Since all anyone is talking about today is the secretary of the interior, let’s check in on Bruce Babbitt, who served in that position under President Clinton. What does he think about the state of the world, etc.? Any thoughts on the use of public land for oil exploration versus conserving it for the future, and perhaps any suggestions on how those uses should be balanced, ratio-wise?
From online internet website Politico.com:
Former Interior Secretary Bruce Babbitt pressed President Barack Obama on Tuesday to set aside an acre of public land for conservation for every acre that is leased for oil and gas development. …
Over the past four years, he said, industry has leased more than 6 million acres compared with the 2.6 million acres that have been permanently protected. “In the Obama era, land conservation is again falling behind,” he said. “This lopsided public-land administration in favor of the oil and gas industry shouldn’t continue.”
Alright.
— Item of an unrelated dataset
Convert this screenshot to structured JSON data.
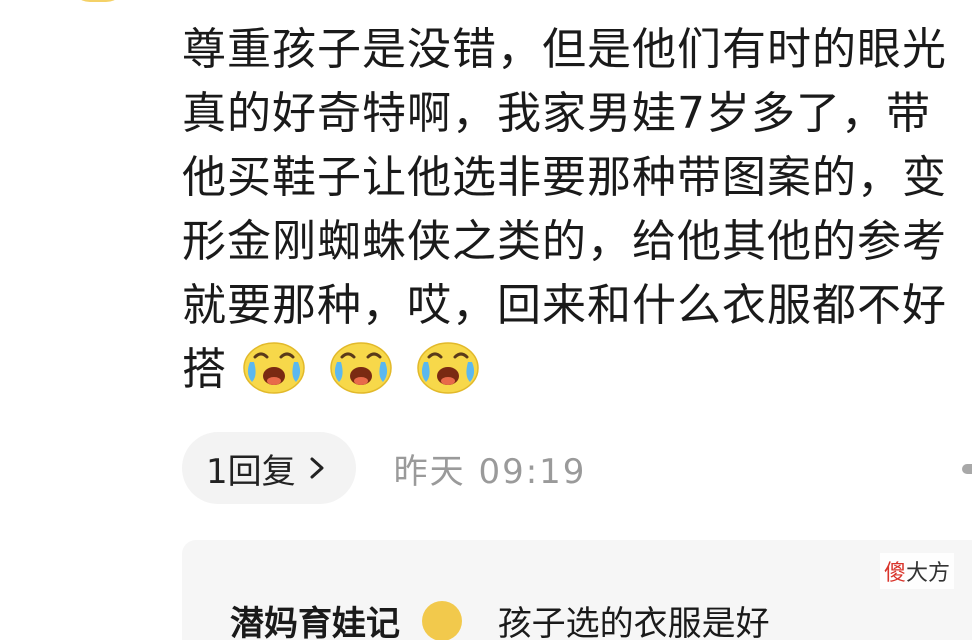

Sounds like a plan. A brand new plan, for Obama to look at.
Babbitt made a similar plea to Obama when he spoke at the press club in June 2011 on the 105th anniversary of the [Antiquities Act]. During that speech, he mocked “munchkins” at the White House for backing down from what he dubbed an assault from Republicans over the issue.
Oh. Not new. But at least he dropped the weird Wizard of Oz analogy this time.
Still, the issue does have its wicked witches.
Babbitt centered his verbal venom on an oil and gas industry that “will be insulted by the suggestion that the public’s use of public land should be on equal ground with their profits” and “right-wing Republicans in the House [who] will take up Big Oil’s cause and will again call for a fire sale of public lands for corporate use.”
Republicans have been doing this for decades, he said, and Obama should not try to strike deals with them.
Politico then quoted a Republican member of Congress responding exactly as you would expect.
And now you’re up to speed on Mr. Bruce Babbitt, munchkin-hater. We’ll update you again in 2019.